-- Opening Marker --

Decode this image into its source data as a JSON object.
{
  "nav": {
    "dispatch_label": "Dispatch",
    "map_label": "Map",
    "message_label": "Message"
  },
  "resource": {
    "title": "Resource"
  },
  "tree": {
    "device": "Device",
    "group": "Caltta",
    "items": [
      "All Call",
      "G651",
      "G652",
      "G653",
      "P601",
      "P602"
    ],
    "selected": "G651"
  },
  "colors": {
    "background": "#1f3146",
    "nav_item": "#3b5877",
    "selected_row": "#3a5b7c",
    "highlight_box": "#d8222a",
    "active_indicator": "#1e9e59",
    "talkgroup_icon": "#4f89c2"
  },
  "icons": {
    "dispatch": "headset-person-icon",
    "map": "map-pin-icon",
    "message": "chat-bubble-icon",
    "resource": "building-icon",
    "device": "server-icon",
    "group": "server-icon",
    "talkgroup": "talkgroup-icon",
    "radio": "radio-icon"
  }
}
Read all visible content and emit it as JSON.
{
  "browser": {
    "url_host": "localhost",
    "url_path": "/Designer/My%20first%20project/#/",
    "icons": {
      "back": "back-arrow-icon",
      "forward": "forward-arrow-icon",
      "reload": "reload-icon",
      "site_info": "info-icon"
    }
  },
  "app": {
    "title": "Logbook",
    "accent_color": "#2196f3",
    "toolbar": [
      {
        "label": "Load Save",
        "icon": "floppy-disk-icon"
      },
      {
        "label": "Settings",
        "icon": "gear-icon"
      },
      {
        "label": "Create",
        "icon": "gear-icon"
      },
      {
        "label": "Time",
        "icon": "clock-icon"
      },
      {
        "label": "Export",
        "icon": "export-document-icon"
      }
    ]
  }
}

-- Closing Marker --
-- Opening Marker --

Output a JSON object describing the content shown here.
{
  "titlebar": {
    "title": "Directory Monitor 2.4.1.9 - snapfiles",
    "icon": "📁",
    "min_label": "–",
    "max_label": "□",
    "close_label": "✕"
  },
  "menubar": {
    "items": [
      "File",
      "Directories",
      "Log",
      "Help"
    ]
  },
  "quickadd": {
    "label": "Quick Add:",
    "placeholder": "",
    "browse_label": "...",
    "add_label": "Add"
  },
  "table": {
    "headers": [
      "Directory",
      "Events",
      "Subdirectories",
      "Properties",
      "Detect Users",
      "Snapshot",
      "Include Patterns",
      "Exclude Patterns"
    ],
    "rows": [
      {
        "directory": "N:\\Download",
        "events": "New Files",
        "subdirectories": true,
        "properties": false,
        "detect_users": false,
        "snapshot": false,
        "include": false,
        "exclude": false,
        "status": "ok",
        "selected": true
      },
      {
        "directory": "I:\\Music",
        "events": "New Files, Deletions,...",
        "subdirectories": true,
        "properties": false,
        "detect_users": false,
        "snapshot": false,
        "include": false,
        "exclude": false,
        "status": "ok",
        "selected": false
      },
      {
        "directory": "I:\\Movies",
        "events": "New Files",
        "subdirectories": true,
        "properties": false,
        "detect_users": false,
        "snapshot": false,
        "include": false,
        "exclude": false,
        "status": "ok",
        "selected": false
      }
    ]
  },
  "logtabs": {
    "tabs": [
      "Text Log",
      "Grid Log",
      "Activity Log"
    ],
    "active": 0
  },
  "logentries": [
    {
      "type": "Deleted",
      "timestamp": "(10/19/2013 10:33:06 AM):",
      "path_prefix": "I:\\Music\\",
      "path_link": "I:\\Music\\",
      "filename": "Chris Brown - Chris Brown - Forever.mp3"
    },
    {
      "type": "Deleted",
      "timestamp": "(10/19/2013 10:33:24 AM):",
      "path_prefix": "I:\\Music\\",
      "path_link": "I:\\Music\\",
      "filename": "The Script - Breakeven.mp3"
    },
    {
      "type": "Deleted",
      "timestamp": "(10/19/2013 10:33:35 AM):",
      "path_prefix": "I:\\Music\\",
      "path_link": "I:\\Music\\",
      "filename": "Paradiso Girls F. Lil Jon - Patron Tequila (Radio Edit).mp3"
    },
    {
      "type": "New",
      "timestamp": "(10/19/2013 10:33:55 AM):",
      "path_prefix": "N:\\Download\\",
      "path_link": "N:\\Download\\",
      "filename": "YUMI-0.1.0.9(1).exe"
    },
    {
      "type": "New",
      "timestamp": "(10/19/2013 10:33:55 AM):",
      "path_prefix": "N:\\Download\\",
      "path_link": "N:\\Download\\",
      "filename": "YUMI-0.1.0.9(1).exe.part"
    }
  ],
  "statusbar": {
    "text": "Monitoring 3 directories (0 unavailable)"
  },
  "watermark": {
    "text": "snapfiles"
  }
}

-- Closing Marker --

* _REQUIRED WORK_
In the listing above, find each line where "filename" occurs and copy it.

* _ANSWER TO THE EXERCISE_
      "filename": "Chris Brown - Chris Brown - Forever.mp3"
      "filename": "The Script - Breakeven.mp3"
      "filename": "Paradiso Girls F. Lil Jon - Patron Tequila (Radio Edit).mp3"
      "filename": "YUMI-0.1.0.9(1).exe"
      "filename": "YUMI-0.1.0.9(1).exe.part"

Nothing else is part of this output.